Sync Unit is the free solution for reliably syncing hardware instruments in software based music setups. It uses audio ports instead of the latency and jitter plagued midi system to provide you with the best possible synchronization without using any additional hardware.
By default it provides a normal 24 pulses-per-quarter-note din-sync signal for Roland instruments, but 12, 48 and 96 ppqn are also available for other applications. Apart from the sample accuracy, the signal can also be shuffled in many different ways, keeping you in control over the groove and feel of your patterns.
Ignoring the DIN Sync run signal on the left channel, the clock can also be used for many other analogue clocked devices. No special soundcard is needed for this, but additional amplification may be necessary.
Note: I've matched my colors to this image so you can double-check.
Note: I can not make the cable for you so don't bother asking, I simply do not have the time. Ask the nearest guy with a soldering iron if you don't have the tools/skills/knowledge
Tip: Soldering DIN cables can be very frustrating.. Save yourself from the frustration and make a breakout box which splits out to 3 DIN outputs.. Drill some holes in your lunchbox (who needs lunch anyway?), buy some female chassis mount din plugs (or savage some from that old amp in your basement),.. It's pretty straight forward, and I promise to provide pictures once I get to it myself.

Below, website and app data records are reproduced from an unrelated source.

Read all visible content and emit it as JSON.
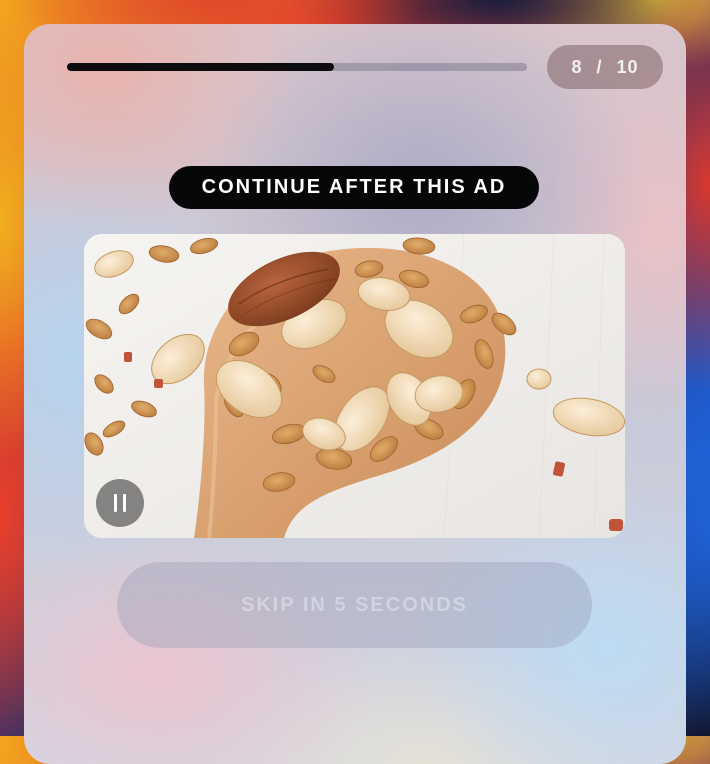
{
  "progress": {
    "current": 8,
    "total": 10,
    "fraction": 0.58
  },
  "counter": {
    "current": "8",
    "separator": "/",
    "total": "10"
  },
  "ad_badge": {
    "label": "CONTINUE AFTER THIS AD"
  },
  "media": {
    "subject": "nuts-on-wooden-spoon",
    "pause_icon": "pause-icon",
    "state": "playing"
  },
  "skip": {
    "label": "SKIP IN 5 SECONDS",
    "enabled": false
  },
  "colors": {
    "progress_fill": "#0c0c0e",
    "badge_background": "#07070a",
    "badge_text": "#ffffff"
  }
}
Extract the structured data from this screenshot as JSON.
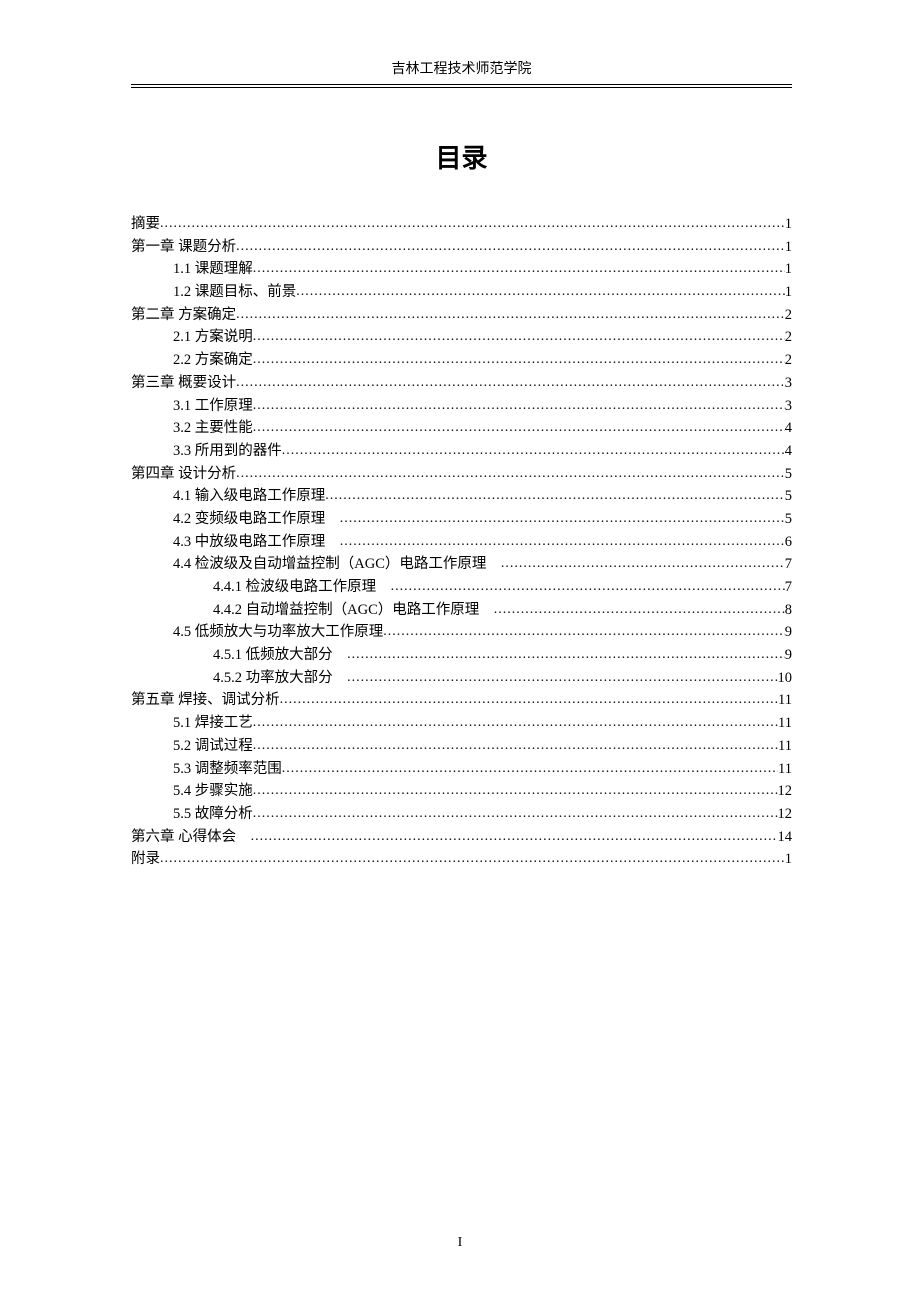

Don't have a DC coupled soundcard? There are alternative solutions, like modifying your soundcard, or building an electronic circuit.
I'm planning on releasing such a circuit on this website in the future. For now you can try building one at your own risk.. If you build a circuit that works, please share it :)
I have found it to work with a device called MPC Sync Track, they can be found on ebay sometimes for a small fee. I have uploaded a video to demonstrate it's use. Another solution is using a TR-707 or MC-202, and output FSK clock with Sync Unit AC
Standard DIN Sync is based on the TTL spec and basically consists of 2 elements: a clock signal and a 5V "run" signal. The clock signal should be "fine" on any audio interface, but to be able to feed a steady run signal (which is needed for playback), a DC coupled audio interface is needed. Most audio interfaces are not DC-coupled but some of them can be modified, view the list below for those known to work. Clocking devices where no 'run' signal is needed might work perfectly with any soundcard.
Apply Sync Unit DC to an instrument track. Set the correct output. Draw a (any) long note. That way you can stop/start your sync gear whenever you like.
Suggestions, experiences, bug reports? Send me an email.
Follow me on twitter for updates: http://twitter.com/rv0
(bonus points to whoever can name that track!
The information contained within this document is subject to change and may contain errors. Sync Unit DC is free software and comes with no guarantee whatsoever. It sends clocking signals through your audio cables which should be safe, but keep in mind those signals are DC and could be harmful if connected wrong. I cannot be held responsible for any damages caused by using Sync Unit DC.